### WORK ORDER
Output the material exactly, line by line.

═══ EXCERPTED RECORDS

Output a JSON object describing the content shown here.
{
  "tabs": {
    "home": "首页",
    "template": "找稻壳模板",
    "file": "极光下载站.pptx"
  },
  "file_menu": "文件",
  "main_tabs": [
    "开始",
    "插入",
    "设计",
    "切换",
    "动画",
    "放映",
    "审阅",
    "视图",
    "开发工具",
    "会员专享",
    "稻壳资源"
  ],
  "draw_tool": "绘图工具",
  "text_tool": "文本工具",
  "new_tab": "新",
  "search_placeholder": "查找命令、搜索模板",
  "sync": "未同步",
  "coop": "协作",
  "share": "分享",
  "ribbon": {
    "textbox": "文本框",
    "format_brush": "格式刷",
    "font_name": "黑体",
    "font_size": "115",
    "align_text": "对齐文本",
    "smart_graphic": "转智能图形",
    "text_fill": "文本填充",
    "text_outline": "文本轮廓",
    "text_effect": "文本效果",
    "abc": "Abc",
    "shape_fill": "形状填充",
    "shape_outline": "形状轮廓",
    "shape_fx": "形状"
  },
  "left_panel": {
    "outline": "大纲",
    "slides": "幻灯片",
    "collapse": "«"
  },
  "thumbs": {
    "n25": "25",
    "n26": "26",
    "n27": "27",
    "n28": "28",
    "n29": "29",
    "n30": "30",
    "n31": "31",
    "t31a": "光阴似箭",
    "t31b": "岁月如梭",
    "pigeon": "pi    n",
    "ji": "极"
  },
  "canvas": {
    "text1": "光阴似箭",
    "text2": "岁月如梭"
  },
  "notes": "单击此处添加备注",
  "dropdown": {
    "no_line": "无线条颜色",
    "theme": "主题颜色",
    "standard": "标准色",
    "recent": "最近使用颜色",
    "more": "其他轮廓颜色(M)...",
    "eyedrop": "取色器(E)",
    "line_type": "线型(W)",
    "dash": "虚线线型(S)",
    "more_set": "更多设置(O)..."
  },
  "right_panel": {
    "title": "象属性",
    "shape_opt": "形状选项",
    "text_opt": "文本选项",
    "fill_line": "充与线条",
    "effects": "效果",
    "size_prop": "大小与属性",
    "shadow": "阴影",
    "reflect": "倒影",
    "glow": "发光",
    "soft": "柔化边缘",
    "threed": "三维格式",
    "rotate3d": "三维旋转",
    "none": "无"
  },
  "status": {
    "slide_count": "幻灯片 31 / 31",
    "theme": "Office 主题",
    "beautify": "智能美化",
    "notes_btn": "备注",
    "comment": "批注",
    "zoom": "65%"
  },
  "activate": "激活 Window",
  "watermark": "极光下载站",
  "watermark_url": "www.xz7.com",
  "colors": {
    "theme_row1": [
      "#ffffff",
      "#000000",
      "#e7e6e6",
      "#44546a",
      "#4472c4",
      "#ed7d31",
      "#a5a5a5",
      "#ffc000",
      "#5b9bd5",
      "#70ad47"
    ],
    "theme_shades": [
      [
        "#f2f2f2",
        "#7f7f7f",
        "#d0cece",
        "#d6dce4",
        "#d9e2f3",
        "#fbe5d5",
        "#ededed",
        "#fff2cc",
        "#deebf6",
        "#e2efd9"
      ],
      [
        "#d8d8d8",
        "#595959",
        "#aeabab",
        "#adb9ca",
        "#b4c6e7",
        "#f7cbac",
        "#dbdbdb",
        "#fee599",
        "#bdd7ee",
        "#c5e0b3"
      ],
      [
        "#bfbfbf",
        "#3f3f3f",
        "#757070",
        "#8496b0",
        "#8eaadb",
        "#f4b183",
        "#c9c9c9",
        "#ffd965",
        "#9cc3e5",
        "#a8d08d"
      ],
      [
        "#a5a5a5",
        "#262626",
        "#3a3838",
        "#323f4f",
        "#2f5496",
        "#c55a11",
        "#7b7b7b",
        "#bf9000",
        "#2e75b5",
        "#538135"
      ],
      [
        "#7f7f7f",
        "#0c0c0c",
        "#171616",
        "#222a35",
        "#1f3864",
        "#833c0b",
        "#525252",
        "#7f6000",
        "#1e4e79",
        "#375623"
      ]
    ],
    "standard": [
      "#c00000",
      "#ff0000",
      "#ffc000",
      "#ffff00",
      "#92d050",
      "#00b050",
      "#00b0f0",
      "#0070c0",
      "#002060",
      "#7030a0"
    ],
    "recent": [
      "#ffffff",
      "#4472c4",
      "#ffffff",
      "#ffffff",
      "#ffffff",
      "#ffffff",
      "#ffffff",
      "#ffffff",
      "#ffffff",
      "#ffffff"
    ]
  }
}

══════

### RESPONSE AREA
Output a JSON object describing the content shown here.
{
  "tabs": {
    "home": "首页",
    "template": "找稻壳模板",
    "file": "极光下载站.pptx"
  },
  "file_menu": "文件",
  "main_tabs": [
    "开始",
    "插入",
    "设计",
    "切换",
    "动画",
    "放映",
    "审阅",
    "视图",
    "开发工具",
    "会员专享",
    "稻壳资源"
  ],
  "draw_tool": "绘图工具",
  "text_tool": "文本工具",
  "new_tab": "新",
  "search_placeholder": "查找命令、搜索模板",
  "sync": "未同步",
  "coop": "协作",
  "share": "分享",
  "ribbon": {
    "textbox": "文本框",
    "format_brush": "格式刷",
    "font_name": "黑体",
    "font_size": "115",
    "align_text": "对齐文本",
    "smart_graphic": "转智能图形",
    "text_fill": "文本填充",
    "text_outline": "文本轮廓",
    "text_effect": "文本效果",
    "abc": "Abc",
    "shape_fill": "形状填充",
    "shape_outline": "形状轮廓",
    "shape_fx": "形状"
  },
  "left_panel": {
    "outline": "大纲",
    "slides": "幻灯片",
    "collapse": "«"
  },
  "thumbs": {
    "n25": "25",
    "n26": "26",
    "n27": "27",
    "n28": "28",
    "n29": "29",
    "n30": "30",
    "n31": "31",
    "t31a": "光阴似箭",
    "t31b": "岁月如梭",
    "pigeon": "pi    n",
    "ji": "极"
  },
  "canvas": {
    "text1": "光阴似箭",
    "text2": "岁月如梭"
  },
  "notes": "单击此处添加备注",
  "dropdown": {
    "no_line": "无线条颜色",
    "theme": "主题颜色",
    "standard": "标准色",
    "recent": "最近使用颜色",
    "more": "其他轮廓颜色(M)...",
    "eyedrop": "取色器(E)",
    "line_type": "线型(W)",
    "dash": "虚线线型(S)",
    "more_set": "更多设置(O)..."
  },
  "right_panel": {
    "title": "象属性",
    "shape_opt": "形状选项",
    "text_opt": "文本选项",
    "fill_line": "充与线条",
    "effects": "效果",
    "size_prop": "大小与属性",
    "shadow": "阴影",
    "reflect": "倒影",
    "glow": "发光",
    "soft": "柔化边缘",
    "threed": "三维格式",
    "rotate3d": "三维旋转",
    "none": "无"
  },
  "status": {
    "slide_count": "幻灯片 31 / 31",
    "theme": "Office 主题",
    "beautify": "智能美化",
    "notes_btn": "备注",
    "comment": "批注",
    "zoom": "65%"
  },
  "activate": "激活 Window",
  "watermark": "极光下载站",
  "watermark_url": "www.xz7.com",
  "colors": {
    "theme_row1": [
      "#ffffff",
      "#000000",
      "#e7e6e6",
      "#44546a",
      "#4472c4",
      "#ed7d31",
      "#a5a5a5",
      "#ffc000",
      "#5b9bd5",
      "#70ad47"
    ],
    "theme_shades": [
      [
        "#f2f2f2",
        "#7f7f7f",
        "#d0cece",
        "#d6dce4",
        "#d9e2f3",
        "#fbe5d5",
        "#ededed",
        "#fff2cc",
        "#deebf6",
        "#e2efd9"
      ],
      [
        "#d8d8d8",
        "#595959",
        "#aeabab",
        "#adb9ca",
        "#b4c6e7",
        "#f7cbac",
        "#dbdbdb",
        "#fee599",
        "#bdd7ee",
        "#c5e0b3"
      ],
      [
        "#bfbfbf",
        "#3f3f3f",
        "#757070",
        "#8496b0",
        "#8eaadb",
        "#f4b183",
        "#c9c9c9",
        "#ffd965",
        "#9cc3e5",
        "#a8d08d"
      ],
      [
        "#a5a5a5",
        "#262626",
        "#3a3838",
        "#323f4f",
        "#2f5496",
        "#c55a11",
        "#7b7b7b",
        "#bf9000",
        "#2e75b5",
        "#538135"
      ],
      [
        "#7f7f7f",
        "#0c0c0c",
        "#171616",
        "#222a35",
        "#1f3864",
        "#833c0b",
        "#525252",
        "#7f6000",
        "#1e4e79",
        "#375623"
      ]
    ],
    "standard": [
      "#c00000",
      "#ff0000",
      "#ffc000",
      "#ffff00",
      "#92d050",
      "#00b050",
      "#00b0f0",
      "#0070c0",
      "#002060",
      "#7030a0"
    ],
    "recent": [
      "#ffffff",
      "#4472c4",
      "#ffffff",
      "#ffffff",
      "#ffffff",
      "#ffffff",
      "#ffffff",
      "#ffffff",
      "#ffffff",
      "#ffffff"
    ]
  }
}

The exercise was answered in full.